Notwithstanding these official pronouncements, our feeling is that excitement about enacting the Draft Law is fading, and the idea of revising the multiplicity of specific micro-level legislation is gaining favour instead. As examples of such surgical interventions, industry insiders suggest that the BLT Law may be revised to limit or remove the need to obtain High Planning Council approval before changes can be made to project agreements. Similarly, informed speculation indicates that the components or triggers of termination on compensation clauses may be changed for projects to be newly tendered.

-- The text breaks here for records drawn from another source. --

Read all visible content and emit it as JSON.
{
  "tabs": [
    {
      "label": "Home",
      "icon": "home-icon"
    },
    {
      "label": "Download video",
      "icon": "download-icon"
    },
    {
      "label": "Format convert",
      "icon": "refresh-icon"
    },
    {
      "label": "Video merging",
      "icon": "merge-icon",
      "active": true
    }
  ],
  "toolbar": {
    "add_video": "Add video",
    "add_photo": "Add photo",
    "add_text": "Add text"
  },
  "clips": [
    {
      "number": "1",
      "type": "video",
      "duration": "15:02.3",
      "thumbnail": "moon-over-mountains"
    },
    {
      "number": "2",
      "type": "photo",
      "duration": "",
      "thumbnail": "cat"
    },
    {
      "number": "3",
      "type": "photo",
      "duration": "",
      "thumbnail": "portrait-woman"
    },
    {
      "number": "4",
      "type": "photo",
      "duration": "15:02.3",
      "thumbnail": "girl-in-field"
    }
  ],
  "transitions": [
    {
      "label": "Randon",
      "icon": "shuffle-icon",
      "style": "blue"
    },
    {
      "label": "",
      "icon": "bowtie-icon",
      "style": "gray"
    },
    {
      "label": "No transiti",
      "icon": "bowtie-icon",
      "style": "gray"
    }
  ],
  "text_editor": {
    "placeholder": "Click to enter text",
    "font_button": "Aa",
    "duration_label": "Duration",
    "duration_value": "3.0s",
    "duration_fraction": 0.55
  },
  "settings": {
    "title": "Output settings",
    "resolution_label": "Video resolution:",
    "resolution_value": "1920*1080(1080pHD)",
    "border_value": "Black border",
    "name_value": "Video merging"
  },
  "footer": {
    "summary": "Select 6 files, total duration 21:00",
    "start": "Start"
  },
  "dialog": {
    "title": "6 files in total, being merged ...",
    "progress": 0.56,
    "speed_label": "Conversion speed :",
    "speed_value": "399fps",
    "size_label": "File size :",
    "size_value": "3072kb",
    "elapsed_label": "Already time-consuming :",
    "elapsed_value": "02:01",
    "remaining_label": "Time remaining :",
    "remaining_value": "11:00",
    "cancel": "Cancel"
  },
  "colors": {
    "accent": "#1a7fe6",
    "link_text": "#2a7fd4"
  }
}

It may indeed be beneficial to set up a central PPP administration to oversee nationwide PPP policy. Such a PPP authority would be able to coordinate the procedures to be followed in setting the procurement regime and the agreement phase, harmonize when financiers would be given step-in rights, crystalize the general terms and conditions about when the State’s or the Treasury’s debt assumption undertakings would be triggered, and standardize the general obligations of project companies. Whether project agreements and implementation agreements are subject to private law or administrative law is a fundamental decision, and we believe this discretion should be exercised by the legislature and on an industry-specific basis. We therefore believe that the requirement that this decision be made at the level of a properly promulgated law separately for each industry should be retained, or else addressed and resolved directly and specifically in an overarching PPP law. However it is accomplished, if the legislature clearly sets out the procedures to be followed when awarding PPP projects in a framework of national applicability, it would certainly help potential investors to know exactly what to expect when gearing up to enter into a long-term cooperation agreement with the state.

Regardless of the exact scope of the revisions to the legislative framework governing PPPs, one factor that must be kept in mind is the vested rights of concessionaires in ongoing projects. Because PPP projects by their nature span multiple decades, it is very important that investors who have been granted certain rights and privileges in the past are adequately protected from changes in the law. It is crucial to make it absolutely clear that any updates to the legislative framework have prospective effect only. In order to remove all doubt as to the status of existing concessionaires, it may be necessary to make this carve-out explicit by way of provisional articles that directly address this question. These provisional articles will need to be drafted by experts who are intimately familiar with the particular PPP project to be affected, as this particularized effect cannot be attained by using general clauses. If the Turkish government is to continue to present itself as a reliable long-term partner to would-be investors, the importance of shielding existing PPP partners from changes to the law cannot be overemphasized.